[[ Records supplied, beginning ]]
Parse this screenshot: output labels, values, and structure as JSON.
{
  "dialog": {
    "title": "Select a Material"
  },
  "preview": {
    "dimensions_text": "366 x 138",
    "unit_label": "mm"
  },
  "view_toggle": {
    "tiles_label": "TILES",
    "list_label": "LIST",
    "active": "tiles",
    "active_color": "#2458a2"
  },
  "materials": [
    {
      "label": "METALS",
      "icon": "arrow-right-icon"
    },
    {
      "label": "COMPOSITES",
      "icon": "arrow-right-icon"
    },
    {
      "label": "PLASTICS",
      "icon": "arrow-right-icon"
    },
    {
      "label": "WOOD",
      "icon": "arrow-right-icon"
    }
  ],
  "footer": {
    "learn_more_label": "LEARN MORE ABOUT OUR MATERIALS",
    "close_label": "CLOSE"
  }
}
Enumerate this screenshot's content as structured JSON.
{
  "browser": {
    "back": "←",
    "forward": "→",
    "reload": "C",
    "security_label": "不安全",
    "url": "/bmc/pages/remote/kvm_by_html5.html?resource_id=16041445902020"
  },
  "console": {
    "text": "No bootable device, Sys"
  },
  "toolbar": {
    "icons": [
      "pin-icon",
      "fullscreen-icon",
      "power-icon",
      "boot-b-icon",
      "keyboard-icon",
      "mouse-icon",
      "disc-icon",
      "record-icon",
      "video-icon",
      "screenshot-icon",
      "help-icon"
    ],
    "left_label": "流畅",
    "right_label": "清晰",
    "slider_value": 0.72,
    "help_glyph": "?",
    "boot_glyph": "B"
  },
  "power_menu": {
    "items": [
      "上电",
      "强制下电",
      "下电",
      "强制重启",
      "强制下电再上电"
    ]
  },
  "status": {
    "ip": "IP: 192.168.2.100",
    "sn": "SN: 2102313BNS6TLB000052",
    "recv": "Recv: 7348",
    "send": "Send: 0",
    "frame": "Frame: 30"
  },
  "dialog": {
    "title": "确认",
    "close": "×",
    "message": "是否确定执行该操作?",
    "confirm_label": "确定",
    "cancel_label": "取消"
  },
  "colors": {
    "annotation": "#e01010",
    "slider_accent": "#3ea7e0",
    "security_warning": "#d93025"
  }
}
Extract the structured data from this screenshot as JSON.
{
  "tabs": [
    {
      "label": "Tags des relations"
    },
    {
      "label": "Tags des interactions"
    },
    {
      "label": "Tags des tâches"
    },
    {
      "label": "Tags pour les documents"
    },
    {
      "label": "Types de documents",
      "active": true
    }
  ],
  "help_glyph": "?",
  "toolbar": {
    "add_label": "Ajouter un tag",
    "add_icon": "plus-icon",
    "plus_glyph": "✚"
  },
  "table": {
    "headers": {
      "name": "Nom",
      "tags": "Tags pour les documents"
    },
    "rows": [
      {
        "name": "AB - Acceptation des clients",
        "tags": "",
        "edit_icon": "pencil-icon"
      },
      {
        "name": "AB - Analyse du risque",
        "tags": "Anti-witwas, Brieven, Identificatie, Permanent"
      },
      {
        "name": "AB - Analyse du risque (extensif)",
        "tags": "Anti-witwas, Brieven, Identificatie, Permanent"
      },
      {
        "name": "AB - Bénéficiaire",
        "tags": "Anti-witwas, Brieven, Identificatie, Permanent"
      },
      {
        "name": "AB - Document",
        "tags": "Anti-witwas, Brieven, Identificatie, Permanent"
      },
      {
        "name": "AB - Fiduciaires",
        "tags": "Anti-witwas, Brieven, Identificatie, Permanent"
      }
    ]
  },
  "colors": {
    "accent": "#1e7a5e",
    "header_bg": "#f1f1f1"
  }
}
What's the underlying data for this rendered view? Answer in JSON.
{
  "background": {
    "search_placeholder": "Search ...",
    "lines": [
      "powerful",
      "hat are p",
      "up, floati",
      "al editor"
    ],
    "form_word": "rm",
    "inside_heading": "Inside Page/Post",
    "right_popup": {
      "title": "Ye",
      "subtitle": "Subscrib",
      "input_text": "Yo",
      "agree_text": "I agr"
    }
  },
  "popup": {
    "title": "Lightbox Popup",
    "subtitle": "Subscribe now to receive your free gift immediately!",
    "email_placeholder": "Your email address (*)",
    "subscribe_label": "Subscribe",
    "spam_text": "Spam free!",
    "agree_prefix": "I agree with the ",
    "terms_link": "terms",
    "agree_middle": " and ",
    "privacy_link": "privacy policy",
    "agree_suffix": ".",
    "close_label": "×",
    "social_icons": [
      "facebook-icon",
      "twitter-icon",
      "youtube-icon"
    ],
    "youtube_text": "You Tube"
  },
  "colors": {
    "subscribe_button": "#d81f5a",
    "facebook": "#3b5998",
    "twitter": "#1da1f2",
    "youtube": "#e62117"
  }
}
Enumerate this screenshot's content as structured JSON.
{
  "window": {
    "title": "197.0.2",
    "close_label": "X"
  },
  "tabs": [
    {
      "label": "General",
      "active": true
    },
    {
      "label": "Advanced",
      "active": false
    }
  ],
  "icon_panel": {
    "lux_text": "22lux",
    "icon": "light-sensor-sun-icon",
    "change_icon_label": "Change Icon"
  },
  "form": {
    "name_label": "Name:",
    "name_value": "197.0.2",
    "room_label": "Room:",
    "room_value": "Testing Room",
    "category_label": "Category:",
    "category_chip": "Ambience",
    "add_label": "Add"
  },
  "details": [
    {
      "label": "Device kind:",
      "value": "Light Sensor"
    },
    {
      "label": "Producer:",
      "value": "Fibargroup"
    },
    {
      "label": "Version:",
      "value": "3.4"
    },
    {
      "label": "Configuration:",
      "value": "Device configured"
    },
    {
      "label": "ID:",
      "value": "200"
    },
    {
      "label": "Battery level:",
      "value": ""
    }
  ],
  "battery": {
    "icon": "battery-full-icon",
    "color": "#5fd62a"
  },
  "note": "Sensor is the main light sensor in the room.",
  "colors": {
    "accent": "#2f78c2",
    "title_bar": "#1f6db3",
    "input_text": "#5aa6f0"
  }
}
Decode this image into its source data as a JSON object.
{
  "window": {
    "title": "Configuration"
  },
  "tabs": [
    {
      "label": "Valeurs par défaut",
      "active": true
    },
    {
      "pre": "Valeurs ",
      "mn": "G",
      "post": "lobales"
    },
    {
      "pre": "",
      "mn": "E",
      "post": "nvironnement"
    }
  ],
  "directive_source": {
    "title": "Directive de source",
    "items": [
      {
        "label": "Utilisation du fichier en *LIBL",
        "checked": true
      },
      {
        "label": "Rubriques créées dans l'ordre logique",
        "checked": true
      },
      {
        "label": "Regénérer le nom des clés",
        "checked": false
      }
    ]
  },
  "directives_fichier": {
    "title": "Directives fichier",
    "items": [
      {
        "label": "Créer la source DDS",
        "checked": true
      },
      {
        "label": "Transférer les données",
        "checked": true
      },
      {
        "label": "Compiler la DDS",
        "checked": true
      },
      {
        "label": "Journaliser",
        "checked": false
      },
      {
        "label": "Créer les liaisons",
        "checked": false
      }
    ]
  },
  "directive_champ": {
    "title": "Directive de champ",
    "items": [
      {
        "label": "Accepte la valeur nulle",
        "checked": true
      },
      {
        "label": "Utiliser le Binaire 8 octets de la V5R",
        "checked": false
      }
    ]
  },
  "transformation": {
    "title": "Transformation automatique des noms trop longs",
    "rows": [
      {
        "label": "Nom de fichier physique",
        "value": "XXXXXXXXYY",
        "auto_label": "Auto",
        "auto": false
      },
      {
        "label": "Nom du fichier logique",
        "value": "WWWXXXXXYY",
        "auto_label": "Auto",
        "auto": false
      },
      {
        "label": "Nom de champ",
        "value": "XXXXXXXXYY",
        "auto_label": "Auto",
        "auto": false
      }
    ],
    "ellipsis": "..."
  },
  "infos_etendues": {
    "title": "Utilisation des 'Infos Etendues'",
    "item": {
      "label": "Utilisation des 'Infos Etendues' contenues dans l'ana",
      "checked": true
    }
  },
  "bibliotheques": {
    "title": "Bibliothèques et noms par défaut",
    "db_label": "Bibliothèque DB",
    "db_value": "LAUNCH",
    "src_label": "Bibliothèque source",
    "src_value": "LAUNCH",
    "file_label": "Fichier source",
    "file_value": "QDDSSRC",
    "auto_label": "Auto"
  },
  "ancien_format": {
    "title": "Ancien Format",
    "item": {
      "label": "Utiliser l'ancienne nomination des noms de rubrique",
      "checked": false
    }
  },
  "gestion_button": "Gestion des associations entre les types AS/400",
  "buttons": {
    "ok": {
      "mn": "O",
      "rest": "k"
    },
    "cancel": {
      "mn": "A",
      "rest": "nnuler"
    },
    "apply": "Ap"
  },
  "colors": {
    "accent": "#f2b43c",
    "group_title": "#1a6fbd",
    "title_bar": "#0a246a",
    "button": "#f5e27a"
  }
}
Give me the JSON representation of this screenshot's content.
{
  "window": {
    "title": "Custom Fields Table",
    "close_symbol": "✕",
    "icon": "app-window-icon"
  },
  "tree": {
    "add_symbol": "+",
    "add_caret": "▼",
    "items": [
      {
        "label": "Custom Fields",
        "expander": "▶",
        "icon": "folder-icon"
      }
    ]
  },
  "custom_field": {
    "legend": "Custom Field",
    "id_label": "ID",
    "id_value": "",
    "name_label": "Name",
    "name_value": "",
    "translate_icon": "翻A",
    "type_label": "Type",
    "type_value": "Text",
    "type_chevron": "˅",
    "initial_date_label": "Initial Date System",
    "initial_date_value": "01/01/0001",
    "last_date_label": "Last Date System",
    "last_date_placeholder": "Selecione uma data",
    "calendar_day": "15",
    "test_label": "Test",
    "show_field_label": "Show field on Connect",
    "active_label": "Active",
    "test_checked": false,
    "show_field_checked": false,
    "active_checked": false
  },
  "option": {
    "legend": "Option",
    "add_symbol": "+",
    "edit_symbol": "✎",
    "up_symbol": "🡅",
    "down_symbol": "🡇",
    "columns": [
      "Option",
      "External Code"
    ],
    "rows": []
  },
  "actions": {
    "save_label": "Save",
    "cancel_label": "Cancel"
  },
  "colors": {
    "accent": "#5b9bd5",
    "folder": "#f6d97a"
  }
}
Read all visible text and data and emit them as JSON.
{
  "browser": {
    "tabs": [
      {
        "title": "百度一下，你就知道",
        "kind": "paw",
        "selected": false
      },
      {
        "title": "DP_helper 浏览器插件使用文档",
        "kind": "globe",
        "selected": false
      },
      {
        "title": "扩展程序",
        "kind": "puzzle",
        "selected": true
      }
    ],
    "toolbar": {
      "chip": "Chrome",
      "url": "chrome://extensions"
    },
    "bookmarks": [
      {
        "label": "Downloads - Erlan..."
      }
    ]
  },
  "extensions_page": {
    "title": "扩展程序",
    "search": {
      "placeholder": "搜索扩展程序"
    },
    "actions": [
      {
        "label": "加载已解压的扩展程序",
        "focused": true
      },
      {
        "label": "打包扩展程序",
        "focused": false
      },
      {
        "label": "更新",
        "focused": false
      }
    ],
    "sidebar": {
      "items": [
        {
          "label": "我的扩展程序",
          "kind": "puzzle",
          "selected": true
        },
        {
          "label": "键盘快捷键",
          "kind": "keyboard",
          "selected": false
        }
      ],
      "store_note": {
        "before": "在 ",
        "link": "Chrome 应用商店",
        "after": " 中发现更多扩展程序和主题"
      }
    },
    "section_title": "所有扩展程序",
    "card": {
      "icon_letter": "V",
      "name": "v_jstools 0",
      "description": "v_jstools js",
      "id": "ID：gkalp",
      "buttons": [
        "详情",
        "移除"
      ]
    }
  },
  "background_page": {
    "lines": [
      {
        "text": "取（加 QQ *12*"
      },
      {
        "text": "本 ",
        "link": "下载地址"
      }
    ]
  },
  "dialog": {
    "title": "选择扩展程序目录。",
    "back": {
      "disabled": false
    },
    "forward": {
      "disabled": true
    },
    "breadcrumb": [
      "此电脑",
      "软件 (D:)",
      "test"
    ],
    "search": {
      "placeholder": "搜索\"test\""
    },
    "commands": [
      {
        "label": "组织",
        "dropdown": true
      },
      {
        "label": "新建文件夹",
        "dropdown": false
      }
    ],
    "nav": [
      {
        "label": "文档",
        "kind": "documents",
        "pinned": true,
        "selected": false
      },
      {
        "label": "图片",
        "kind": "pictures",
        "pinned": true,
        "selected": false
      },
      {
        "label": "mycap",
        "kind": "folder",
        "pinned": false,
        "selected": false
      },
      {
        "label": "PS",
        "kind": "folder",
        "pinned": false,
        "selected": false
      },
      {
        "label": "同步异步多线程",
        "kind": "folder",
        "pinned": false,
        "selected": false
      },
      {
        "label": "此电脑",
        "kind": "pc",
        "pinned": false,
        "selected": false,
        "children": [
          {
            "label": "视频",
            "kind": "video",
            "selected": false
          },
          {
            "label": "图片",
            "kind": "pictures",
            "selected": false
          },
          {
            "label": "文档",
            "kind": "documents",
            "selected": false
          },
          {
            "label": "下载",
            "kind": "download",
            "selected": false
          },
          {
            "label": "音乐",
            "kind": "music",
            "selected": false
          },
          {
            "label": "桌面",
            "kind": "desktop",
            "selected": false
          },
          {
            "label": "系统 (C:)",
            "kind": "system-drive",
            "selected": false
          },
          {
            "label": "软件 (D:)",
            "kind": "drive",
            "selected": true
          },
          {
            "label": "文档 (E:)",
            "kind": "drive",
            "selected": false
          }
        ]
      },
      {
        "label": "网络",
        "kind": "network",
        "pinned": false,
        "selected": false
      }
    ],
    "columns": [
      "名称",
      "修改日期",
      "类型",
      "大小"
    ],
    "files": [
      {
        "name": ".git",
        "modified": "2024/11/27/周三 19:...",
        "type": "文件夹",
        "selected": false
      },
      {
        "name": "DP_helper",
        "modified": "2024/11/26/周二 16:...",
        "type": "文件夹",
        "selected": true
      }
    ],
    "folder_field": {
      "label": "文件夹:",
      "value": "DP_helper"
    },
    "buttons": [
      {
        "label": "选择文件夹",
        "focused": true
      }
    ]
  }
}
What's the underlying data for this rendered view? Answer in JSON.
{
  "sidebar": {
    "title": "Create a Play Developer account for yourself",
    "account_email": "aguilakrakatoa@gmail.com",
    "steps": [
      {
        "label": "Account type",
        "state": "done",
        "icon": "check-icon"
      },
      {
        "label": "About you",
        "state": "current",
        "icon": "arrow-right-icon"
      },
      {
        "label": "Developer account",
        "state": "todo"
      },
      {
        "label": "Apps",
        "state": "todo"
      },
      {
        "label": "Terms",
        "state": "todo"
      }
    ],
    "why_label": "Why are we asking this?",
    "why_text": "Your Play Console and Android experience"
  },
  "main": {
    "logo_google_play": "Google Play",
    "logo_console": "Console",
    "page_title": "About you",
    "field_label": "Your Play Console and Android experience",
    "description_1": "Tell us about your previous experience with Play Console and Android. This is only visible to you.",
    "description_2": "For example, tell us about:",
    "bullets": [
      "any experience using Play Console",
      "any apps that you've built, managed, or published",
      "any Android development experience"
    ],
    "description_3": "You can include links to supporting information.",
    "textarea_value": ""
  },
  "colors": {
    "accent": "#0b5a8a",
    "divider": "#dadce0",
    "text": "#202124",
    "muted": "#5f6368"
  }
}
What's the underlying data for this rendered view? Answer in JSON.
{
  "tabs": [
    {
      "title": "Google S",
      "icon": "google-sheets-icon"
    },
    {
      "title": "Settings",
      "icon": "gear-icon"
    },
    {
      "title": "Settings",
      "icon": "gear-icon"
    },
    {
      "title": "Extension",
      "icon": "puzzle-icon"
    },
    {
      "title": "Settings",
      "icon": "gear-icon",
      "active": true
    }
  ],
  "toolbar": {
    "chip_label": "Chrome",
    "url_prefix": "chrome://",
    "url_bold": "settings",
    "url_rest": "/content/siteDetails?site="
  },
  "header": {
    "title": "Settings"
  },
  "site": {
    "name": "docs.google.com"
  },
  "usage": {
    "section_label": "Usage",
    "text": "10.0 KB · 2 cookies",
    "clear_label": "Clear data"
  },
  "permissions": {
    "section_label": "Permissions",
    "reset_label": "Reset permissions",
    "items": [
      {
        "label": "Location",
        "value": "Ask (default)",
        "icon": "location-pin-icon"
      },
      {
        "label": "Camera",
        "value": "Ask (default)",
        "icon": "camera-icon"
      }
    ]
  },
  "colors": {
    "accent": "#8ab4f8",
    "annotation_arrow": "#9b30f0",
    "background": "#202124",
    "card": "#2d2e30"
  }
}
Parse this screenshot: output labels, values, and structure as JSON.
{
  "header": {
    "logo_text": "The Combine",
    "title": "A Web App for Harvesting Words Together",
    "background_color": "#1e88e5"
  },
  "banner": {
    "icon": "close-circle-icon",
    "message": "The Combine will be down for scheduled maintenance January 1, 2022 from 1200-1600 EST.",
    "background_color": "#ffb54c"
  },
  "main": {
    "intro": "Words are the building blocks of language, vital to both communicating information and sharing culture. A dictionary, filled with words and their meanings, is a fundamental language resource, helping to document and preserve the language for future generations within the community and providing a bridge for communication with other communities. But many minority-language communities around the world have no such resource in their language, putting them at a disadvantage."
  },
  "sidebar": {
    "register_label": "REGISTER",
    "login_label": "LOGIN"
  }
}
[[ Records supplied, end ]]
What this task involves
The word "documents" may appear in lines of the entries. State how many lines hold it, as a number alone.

Result for this task
5